The audio for the game coverage is produced in 5.1. Morris explains: “We are capturing a lot more audio sources than you would with a soccer game. We have a team of parabolic microphone operators on the sidelines. It’s an old technology, but it’s very good at picking up sound over long distances. We have microphones attached to the Skycam so that we can get close audio from the team huddles, and the action on the field.
“That, all combined with the parabolic mics, the spot mics that we use, as well as the enhanced feed that we pick up from the NFL [where the NFL’s stadium mixer captures the quarterback’s line calls] means that the audio is equally important to the pictures, it’s a completely immersive experience.”
All this takes a lot of power. “The power distribution is quite significant,” observes Morris. “All distribution of the content, all the power, lighting, and screens remain on the local frequency, which in this case is 50Hz.
“We’ve brought in Aggreko who are working with our UK partners Film & TV Services (FTVS) to do all the power distribution throughout the compound, and all the mission critical technical areas and broadcasts areas in the stadium,” he continues. “So we have a very large presence from Aggreko on site, and a large cohort of UPS units backing up the mission-critical areas. The power distribution is complex, but it’s also robust and all about redundancy.
In terms of sustainability, a big driver in Germany, the power is generated using biofuel, while the NFL has also created an emission offset plan.
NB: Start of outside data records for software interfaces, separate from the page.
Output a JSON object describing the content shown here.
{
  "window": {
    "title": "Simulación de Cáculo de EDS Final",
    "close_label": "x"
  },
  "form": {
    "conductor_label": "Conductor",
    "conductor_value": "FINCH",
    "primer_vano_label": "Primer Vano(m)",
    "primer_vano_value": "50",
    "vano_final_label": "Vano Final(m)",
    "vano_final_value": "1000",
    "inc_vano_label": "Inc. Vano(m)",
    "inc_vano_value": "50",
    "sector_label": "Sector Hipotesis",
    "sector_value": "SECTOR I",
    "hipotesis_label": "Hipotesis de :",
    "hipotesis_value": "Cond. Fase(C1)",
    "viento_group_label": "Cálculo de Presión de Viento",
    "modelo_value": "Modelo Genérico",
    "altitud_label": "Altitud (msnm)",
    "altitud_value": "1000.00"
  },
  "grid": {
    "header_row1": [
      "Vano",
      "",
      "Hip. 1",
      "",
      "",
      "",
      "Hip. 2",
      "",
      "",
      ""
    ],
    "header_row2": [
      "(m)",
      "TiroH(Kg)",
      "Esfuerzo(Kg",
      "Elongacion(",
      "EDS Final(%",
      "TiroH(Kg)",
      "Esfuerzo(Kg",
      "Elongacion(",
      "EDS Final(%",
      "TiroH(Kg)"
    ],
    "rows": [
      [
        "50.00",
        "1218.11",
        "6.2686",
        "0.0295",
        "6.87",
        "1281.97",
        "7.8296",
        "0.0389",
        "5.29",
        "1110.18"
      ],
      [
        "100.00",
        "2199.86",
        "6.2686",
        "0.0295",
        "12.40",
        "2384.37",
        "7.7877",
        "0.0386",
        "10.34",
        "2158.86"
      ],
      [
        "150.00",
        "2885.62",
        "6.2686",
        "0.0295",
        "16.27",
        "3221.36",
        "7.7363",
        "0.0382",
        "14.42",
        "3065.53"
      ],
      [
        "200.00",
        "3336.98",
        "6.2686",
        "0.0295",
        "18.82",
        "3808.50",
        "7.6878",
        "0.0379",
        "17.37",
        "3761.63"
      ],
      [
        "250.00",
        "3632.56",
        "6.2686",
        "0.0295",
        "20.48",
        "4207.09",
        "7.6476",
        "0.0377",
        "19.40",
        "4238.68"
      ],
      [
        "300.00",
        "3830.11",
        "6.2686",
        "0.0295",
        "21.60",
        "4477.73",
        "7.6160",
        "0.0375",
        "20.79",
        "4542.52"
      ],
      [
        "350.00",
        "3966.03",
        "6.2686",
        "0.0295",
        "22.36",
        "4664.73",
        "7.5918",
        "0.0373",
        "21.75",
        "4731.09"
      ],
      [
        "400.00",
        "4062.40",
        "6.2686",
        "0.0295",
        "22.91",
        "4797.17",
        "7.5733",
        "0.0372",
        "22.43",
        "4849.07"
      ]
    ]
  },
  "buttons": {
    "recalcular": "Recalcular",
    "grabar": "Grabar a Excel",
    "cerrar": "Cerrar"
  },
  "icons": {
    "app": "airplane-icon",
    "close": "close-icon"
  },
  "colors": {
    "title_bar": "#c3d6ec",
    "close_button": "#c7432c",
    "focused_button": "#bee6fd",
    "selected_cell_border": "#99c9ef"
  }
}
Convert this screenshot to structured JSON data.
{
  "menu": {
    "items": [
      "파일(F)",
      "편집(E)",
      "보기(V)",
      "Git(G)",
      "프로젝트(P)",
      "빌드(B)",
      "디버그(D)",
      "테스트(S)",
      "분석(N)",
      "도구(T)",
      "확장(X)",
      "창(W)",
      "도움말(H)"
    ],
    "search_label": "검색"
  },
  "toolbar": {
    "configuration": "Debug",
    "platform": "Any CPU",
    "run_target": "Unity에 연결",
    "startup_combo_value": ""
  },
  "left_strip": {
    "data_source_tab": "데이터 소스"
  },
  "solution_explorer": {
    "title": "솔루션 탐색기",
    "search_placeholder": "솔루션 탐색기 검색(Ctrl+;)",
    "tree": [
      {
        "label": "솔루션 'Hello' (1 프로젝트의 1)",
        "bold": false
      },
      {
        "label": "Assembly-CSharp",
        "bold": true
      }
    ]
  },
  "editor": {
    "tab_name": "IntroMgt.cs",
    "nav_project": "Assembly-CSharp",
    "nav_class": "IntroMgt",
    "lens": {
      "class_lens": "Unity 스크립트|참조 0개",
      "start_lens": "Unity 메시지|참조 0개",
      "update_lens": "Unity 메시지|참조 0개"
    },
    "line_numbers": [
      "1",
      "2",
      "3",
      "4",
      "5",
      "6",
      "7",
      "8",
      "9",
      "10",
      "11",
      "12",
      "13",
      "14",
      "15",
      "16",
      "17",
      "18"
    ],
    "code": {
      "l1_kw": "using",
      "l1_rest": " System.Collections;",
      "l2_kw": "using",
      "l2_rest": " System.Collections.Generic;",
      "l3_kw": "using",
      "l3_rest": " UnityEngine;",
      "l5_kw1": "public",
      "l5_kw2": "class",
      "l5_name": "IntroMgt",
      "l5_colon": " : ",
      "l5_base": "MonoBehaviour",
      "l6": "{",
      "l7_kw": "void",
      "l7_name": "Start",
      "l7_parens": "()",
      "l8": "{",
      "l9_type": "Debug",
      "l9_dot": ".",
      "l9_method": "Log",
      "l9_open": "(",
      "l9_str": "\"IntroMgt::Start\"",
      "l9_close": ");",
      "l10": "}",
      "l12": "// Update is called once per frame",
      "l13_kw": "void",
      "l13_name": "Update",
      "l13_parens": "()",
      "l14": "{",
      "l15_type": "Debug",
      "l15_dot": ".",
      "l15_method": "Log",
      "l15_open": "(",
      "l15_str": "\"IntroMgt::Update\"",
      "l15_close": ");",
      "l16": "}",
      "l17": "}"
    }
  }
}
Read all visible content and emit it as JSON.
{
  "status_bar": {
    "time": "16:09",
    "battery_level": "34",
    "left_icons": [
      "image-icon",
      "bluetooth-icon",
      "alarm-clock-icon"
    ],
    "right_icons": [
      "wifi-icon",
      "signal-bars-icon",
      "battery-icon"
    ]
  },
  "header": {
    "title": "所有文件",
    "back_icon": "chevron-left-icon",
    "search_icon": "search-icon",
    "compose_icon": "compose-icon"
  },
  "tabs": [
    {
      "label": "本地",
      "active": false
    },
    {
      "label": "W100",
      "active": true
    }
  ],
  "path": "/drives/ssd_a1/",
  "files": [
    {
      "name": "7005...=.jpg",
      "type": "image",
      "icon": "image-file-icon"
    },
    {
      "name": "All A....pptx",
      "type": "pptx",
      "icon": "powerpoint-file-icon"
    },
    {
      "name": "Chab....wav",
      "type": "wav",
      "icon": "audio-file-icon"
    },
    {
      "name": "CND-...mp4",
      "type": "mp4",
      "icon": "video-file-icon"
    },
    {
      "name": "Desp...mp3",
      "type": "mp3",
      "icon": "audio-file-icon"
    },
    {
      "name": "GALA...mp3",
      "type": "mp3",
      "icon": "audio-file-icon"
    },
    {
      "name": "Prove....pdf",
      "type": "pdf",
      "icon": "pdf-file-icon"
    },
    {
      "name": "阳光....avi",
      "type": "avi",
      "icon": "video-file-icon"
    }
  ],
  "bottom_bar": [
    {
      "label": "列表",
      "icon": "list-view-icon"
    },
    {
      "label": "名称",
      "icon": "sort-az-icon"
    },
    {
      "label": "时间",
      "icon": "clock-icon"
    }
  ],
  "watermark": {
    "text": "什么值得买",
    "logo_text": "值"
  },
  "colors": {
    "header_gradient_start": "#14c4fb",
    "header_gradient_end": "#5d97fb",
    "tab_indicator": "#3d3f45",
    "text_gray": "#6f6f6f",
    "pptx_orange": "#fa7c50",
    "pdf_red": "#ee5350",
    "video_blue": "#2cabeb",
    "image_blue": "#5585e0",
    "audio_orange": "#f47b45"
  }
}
“Television is sustainable to a point but unfortunately, it is still very dependent on large amounts of electricity,” says Morris. “That electricity has to be generated somehow, but it is generated from the most sustainable point that we possibly can.”